*RECORDED INFORMATION:*
=== Section Start ===

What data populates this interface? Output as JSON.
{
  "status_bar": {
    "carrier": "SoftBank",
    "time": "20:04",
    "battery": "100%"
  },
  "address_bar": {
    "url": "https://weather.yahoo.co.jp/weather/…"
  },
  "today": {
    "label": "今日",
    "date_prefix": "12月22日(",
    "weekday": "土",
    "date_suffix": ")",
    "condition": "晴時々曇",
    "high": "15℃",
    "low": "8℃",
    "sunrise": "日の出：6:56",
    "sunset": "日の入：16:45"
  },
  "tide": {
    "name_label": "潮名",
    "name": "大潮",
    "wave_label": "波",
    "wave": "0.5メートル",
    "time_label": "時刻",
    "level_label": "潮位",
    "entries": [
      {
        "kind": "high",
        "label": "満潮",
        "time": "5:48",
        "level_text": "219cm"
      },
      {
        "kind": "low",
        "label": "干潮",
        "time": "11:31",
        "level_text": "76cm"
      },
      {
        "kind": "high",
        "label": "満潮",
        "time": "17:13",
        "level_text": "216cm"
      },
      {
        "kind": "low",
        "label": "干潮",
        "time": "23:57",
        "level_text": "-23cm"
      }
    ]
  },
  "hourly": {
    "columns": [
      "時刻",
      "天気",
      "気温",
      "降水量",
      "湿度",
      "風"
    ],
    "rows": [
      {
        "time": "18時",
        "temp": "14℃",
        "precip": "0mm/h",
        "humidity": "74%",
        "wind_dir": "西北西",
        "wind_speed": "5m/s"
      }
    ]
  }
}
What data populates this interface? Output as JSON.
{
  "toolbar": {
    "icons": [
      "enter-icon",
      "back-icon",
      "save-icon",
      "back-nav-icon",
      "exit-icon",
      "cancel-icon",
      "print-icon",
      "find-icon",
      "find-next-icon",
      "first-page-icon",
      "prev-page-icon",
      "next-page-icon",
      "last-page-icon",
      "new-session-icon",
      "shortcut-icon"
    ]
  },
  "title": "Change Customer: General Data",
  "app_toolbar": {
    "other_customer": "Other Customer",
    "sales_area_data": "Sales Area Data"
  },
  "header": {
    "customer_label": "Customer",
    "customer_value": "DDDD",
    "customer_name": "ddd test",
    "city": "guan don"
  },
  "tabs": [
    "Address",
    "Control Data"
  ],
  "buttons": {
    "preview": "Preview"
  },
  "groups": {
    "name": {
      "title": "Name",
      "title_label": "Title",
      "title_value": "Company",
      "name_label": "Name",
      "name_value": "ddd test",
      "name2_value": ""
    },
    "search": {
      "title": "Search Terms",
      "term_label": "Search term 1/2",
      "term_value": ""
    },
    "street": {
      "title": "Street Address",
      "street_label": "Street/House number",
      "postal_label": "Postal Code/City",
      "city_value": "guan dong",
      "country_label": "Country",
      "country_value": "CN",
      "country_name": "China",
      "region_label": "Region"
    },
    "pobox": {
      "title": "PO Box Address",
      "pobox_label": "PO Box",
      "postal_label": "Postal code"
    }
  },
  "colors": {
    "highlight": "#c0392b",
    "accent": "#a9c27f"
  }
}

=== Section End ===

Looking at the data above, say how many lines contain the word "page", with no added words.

*RESULT:* 4